Just chiming in to KariV's comment. You'r bang on that lying to someone you want to have a business relationship with is not a great start. However, an agent isn't doing you a favour by repping you and you don't work for them.

To be clear I think agents are awesome and I wouldn't want to navigate this business without them so it isn't a slam on them, just a clarification that they aren't doing this to be nice and that they need us as the writers.

Elissa M said...

Like everyone else here, I'm a bit flummoxed by this question. A query is supposed to tell an agent what the book is about, in a way that excites the agent's interest. It's not a bait-and-switch con.

I agree with everything everyone else said. Stop taking advice from that intern.

Lance said...

After you have loitered around the convention hotel lobby long enough (it can take hours) to get in the same elevator with your prospective agent, you're not going to lie to her face to face during your elevator pitch, so why lie in your query?

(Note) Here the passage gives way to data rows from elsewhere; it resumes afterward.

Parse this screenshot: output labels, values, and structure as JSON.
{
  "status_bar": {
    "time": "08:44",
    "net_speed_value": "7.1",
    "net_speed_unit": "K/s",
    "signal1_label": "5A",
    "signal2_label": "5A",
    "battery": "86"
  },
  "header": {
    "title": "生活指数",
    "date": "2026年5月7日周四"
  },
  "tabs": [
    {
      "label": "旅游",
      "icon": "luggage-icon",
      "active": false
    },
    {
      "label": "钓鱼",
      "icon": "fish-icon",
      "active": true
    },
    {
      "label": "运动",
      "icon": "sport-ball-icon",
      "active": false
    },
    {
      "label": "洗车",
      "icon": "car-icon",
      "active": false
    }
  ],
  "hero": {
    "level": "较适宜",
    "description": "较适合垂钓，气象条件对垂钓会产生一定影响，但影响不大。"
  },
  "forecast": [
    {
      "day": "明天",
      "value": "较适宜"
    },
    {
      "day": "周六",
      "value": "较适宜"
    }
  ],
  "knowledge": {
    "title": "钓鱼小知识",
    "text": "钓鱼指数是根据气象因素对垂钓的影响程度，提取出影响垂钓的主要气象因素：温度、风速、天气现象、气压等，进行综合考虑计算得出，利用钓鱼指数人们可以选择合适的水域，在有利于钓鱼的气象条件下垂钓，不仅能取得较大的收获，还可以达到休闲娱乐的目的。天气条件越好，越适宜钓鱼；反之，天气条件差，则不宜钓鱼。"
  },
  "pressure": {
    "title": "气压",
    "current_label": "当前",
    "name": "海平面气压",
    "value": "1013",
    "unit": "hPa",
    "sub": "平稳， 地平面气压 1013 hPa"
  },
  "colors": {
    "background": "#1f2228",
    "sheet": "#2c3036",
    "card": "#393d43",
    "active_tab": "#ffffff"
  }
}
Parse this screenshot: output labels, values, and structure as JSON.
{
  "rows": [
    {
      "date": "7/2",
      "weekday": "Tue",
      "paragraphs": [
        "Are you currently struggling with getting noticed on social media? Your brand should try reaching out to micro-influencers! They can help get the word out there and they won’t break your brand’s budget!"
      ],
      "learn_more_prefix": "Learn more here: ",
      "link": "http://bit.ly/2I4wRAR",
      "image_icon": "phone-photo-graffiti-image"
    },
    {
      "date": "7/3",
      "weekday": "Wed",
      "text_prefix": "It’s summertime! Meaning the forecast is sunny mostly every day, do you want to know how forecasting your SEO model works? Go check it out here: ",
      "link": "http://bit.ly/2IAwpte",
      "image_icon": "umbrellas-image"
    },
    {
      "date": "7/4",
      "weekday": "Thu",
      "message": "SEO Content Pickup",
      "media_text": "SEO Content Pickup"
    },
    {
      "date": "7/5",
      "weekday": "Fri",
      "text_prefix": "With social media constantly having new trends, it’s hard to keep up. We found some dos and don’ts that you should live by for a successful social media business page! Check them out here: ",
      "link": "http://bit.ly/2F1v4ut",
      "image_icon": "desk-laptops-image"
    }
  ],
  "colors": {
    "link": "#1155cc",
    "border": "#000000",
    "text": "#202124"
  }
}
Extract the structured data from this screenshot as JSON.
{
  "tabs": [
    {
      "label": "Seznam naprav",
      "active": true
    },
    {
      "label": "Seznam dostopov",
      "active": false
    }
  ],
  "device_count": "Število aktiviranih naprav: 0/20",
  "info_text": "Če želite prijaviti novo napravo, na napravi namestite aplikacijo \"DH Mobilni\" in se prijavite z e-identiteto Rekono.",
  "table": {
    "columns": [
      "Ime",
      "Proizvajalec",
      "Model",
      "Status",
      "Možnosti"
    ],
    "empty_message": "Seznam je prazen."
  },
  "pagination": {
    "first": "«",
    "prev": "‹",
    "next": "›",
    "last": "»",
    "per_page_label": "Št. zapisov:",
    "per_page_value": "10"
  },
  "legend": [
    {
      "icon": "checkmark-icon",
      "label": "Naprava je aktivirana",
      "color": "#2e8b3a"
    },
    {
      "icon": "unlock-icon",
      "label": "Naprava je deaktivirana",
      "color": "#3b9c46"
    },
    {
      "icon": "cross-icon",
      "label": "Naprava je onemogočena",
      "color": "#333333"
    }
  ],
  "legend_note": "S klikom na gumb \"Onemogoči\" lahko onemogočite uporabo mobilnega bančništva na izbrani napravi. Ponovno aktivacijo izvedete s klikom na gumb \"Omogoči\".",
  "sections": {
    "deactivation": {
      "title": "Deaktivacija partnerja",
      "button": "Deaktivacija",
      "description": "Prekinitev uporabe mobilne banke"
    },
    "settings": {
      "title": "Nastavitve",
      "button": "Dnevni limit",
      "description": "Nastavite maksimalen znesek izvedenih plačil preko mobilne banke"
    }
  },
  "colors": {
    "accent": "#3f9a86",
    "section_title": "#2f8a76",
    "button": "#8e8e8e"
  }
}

Ed Varga said...

I wanna be a literary intern! (hilarious)

Kitty said...

I submitted this question (sorry, forgot to include the word 'agency' between literary & intern. I was sleep-deprived when I composed it. :P ).

I wanted the advice from the intern to be true, but my spidey sense was tingling, which is why it was important to hear the truth from the Shark's mouth.

As mentioned, it wasn't so much a lie as it was a small hint of what was to come in the sequel, but I've now removed the hint. Thanks, Janet. I'm much obliged.

DLM said...

@Jennifer R. Donohue, YESSSSSS. Oh my aching head, why is it so common, too, for blurbs to just be dead wrong? It does make me *angry* rather than merely disappointed or bewildered. Truth in advertising -and paying attention in advertising too. Anything teaser-like meant to draw me in, which misses MOST of a book's point or focuses on the wrong plot points/characters/whatever, is exactly like a "THIS PILL WILL CURE EVERY PAIN IN THE WORLD" come-on in an ad, and even without ever taking the pills those still get me ranty.

However, I was going to point out what Kitty has said - that *she* is not the person who came up with the idea to "fudge" (I don't like to use the word lie on her; it feels like that ascribes intention, and she clearly had good intentions).

Unfortunately, we know what good intentions are used for. :)

Good luck, Kitty - you were smart to come to The Wise Shark with your tingling. I think a LOT of people would have just gone with the fudging.

furrykef said...

I can't even imagine any reason to lie in a query. If you're lying about the content of your book, that means you think your lie makes for a better story than what you actually wrote. So, um... why not update your manuscript to match?

And if you lie about anything else, it certainly won't look good when the agent finds out about it.

Disclaimer: I'm neither an agent nor a published author, just somebody with an ounce of common sense. (Probably not more than that, but...)

french sojourn said...

You definitely chose the right place to ask the question. And it was actually a good multi-question.

I wonder if after the query there would be a line independent stating that it could be stand alone or the first of...

I asked about Querying in a Maine accent...upon reflection it was an obvious answer..ayuh! At least that was the conscientious amoungst the replies. .( more importantly by QOTKU) but I toyed with it internally long enough for it to be valid to me.

I wrote another query for mine that featured a great character, to the point that I rewrote the story to give him more face time, partially to reflect the query...cart vs. horse Hank??